* [WHAT IS REQUIRED]
If a line in the entries below includes "field", pick it out and copy it.

[Records from a data source]
-- Opening Marker --

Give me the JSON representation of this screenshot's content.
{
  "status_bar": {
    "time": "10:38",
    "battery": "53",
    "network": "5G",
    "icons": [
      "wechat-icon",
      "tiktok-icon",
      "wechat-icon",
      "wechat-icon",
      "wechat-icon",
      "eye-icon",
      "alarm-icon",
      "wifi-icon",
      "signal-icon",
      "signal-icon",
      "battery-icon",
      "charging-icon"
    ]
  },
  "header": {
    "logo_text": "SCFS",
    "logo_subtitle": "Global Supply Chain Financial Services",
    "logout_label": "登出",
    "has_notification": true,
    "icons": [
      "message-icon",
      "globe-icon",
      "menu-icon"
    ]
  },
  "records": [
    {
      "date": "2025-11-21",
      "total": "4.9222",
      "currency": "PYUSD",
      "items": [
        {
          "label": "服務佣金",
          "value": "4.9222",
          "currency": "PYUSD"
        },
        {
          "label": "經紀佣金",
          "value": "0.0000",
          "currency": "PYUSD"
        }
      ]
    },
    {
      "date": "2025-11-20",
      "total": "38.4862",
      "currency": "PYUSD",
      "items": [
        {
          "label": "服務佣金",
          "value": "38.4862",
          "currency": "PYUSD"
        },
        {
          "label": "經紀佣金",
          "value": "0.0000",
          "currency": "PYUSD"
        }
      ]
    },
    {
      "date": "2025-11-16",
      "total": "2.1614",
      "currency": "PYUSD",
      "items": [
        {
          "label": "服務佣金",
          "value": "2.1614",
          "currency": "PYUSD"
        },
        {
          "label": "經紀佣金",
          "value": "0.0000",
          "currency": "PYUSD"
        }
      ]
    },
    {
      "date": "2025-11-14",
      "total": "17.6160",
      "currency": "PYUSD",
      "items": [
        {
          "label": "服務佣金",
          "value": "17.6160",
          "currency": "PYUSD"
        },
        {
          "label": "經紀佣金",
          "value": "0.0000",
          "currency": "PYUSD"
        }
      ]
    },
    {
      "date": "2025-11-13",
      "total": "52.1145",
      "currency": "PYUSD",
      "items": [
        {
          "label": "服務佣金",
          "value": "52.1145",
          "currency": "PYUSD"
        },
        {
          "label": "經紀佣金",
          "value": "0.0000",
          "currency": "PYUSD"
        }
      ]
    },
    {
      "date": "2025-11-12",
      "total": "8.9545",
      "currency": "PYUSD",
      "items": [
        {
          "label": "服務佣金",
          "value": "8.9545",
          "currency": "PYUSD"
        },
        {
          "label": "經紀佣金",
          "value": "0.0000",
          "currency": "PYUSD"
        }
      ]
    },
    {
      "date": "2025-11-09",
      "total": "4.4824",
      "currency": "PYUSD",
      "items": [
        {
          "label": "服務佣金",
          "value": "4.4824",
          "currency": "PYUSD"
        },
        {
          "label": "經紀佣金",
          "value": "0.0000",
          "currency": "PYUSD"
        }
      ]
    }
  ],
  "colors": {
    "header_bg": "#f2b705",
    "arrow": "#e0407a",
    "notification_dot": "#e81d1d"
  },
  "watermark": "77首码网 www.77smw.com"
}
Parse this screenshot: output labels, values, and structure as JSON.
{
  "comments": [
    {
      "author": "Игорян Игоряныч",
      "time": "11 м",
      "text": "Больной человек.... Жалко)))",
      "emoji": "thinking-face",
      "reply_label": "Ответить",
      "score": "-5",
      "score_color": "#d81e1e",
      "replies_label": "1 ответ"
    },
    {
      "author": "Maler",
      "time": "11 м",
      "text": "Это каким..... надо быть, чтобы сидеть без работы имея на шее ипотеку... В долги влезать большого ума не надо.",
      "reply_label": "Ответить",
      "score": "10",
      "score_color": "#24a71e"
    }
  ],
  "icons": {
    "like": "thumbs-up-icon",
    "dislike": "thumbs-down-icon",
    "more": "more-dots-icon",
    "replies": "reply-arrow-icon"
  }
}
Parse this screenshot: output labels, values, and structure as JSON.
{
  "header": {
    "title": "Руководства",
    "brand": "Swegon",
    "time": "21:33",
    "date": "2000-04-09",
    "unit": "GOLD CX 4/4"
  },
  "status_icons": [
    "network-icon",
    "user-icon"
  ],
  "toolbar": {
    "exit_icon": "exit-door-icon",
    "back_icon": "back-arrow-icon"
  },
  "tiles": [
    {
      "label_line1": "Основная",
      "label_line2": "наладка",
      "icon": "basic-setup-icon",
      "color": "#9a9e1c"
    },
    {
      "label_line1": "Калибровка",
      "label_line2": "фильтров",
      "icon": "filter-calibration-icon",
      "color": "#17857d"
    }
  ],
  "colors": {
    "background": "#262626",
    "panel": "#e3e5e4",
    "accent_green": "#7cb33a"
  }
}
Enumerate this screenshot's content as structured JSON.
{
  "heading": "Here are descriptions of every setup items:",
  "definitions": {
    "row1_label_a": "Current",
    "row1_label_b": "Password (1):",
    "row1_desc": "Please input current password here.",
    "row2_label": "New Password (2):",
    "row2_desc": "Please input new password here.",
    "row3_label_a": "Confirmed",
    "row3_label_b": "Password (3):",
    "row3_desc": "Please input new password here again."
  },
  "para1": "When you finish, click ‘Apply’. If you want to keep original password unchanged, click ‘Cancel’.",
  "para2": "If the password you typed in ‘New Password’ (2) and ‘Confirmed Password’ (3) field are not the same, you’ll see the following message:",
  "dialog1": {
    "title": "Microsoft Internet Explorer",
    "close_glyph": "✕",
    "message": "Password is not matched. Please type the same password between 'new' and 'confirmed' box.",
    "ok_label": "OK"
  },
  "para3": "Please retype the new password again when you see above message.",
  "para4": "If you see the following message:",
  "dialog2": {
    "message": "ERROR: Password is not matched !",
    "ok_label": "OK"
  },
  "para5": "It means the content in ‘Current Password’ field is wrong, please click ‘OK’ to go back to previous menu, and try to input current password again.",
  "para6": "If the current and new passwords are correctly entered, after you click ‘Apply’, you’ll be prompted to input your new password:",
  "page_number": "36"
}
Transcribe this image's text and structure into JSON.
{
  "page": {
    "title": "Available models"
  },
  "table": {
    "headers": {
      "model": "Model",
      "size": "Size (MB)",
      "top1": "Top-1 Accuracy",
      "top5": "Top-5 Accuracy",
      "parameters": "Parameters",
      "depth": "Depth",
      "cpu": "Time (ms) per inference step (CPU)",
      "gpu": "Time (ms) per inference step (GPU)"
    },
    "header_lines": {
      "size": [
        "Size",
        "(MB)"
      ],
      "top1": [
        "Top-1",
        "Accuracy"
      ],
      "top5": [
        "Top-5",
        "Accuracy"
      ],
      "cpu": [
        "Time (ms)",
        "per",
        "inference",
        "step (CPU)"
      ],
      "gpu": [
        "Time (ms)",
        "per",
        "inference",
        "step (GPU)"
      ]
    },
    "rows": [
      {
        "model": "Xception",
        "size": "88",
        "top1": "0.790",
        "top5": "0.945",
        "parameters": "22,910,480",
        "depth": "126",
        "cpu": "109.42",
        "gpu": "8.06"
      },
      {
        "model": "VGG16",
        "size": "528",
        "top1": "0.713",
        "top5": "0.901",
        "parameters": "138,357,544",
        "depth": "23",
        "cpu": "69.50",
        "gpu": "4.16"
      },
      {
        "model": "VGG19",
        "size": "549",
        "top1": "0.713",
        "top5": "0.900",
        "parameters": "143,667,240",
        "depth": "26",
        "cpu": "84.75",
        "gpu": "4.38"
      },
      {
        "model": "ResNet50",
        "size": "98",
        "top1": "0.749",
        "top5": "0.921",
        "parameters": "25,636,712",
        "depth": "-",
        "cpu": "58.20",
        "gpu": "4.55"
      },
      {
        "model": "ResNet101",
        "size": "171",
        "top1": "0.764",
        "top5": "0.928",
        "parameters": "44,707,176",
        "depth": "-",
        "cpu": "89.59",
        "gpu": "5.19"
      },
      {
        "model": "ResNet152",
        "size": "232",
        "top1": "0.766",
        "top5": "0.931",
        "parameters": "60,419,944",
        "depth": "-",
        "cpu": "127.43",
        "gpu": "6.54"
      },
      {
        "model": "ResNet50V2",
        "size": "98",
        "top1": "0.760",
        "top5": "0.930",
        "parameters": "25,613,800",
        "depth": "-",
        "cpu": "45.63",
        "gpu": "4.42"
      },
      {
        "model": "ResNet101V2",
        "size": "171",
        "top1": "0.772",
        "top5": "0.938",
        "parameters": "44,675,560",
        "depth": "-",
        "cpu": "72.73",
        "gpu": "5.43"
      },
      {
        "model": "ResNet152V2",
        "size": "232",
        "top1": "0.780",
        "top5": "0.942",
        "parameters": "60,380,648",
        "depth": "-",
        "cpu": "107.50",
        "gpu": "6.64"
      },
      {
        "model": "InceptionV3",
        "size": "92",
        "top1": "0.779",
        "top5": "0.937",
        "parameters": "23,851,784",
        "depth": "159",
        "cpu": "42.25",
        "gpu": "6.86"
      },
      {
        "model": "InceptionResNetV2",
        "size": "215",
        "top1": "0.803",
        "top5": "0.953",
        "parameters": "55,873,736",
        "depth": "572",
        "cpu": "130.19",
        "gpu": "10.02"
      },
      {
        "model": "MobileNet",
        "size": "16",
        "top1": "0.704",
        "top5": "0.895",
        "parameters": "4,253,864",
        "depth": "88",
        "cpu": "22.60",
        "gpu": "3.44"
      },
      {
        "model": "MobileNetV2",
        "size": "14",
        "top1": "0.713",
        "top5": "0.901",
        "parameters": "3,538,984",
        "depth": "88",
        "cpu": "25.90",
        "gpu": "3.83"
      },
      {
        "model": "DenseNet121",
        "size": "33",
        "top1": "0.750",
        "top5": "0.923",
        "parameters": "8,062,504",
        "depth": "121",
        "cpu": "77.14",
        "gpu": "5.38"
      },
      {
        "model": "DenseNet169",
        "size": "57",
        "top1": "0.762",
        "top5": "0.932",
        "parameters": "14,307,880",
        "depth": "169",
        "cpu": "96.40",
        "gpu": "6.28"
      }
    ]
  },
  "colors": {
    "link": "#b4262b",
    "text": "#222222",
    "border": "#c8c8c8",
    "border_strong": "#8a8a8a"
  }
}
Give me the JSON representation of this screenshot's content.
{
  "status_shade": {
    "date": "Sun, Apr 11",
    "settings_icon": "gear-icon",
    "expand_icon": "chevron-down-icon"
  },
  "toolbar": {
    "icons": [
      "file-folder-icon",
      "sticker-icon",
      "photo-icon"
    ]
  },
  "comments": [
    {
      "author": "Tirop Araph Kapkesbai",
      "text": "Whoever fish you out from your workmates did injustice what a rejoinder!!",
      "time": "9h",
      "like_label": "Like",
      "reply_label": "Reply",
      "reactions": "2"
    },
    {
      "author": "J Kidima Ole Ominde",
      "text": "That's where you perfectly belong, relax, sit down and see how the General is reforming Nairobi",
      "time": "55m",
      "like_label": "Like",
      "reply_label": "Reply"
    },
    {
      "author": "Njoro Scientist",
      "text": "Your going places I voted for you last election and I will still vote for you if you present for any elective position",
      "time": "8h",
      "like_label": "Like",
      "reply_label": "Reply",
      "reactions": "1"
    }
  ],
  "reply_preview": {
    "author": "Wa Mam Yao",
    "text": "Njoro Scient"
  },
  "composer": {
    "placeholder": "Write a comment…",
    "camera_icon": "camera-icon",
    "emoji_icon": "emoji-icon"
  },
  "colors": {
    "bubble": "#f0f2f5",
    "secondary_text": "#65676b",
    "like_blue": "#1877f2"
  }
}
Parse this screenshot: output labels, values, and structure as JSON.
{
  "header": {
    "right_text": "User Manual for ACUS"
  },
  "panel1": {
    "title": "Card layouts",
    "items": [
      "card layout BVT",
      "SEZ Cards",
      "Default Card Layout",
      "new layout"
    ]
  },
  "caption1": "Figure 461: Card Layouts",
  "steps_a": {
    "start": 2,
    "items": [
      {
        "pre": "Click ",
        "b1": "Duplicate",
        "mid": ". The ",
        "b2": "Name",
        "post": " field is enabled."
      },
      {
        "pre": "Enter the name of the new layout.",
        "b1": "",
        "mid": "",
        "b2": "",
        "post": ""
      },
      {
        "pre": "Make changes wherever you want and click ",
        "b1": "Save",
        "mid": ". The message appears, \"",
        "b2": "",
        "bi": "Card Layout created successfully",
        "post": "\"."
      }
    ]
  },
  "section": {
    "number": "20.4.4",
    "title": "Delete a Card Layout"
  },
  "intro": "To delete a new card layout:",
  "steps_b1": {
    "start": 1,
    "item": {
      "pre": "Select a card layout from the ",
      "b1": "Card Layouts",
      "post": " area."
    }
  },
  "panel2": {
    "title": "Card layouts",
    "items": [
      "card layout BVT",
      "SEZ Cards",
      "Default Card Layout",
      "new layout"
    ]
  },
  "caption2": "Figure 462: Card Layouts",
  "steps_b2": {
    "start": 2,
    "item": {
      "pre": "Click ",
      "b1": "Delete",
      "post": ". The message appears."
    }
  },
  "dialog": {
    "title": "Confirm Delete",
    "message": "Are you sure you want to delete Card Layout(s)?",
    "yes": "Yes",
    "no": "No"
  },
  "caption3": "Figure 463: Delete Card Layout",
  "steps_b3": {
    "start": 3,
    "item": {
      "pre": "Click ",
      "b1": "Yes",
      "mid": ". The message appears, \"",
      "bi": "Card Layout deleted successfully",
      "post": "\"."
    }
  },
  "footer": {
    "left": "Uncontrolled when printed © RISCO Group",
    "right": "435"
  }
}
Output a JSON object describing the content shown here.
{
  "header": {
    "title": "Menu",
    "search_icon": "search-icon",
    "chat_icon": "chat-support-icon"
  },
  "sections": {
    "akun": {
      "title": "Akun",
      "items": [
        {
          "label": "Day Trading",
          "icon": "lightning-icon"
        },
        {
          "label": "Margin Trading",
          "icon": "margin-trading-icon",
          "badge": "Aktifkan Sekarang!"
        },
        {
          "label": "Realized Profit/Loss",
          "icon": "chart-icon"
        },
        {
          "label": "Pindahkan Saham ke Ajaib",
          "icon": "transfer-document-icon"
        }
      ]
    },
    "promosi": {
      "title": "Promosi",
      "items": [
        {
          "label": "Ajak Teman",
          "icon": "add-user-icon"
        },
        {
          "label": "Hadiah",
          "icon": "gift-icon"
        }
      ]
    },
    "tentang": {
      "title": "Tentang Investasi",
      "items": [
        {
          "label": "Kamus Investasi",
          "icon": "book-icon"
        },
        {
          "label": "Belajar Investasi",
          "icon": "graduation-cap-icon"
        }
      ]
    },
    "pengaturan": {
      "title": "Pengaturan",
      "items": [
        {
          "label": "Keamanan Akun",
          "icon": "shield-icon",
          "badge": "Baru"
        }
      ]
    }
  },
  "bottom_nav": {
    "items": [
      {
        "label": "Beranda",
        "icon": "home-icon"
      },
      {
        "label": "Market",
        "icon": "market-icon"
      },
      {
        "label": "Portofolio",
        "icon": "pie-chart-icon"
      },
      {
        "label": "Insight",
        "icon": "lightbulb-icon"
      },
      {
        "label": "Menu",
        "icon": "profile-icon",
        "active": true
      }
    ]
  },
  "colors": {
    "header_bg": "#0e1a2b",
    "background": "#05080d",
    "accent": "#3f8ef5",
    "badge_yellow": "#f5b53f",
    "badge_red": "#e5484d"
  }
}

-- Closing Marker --

* [TASK SOLUTION]
  "para2": "If the password you typed in ‘New Password’ (2) and ‘Confirmed Password’ (3) field are not the same, you’ll see the following message:",
  "para5": "It means the content in ‘Current Password’ field is wrong, please click ‘OK’ to go back to previous menu, and try to input current password again.",
        "post": " field is enabled."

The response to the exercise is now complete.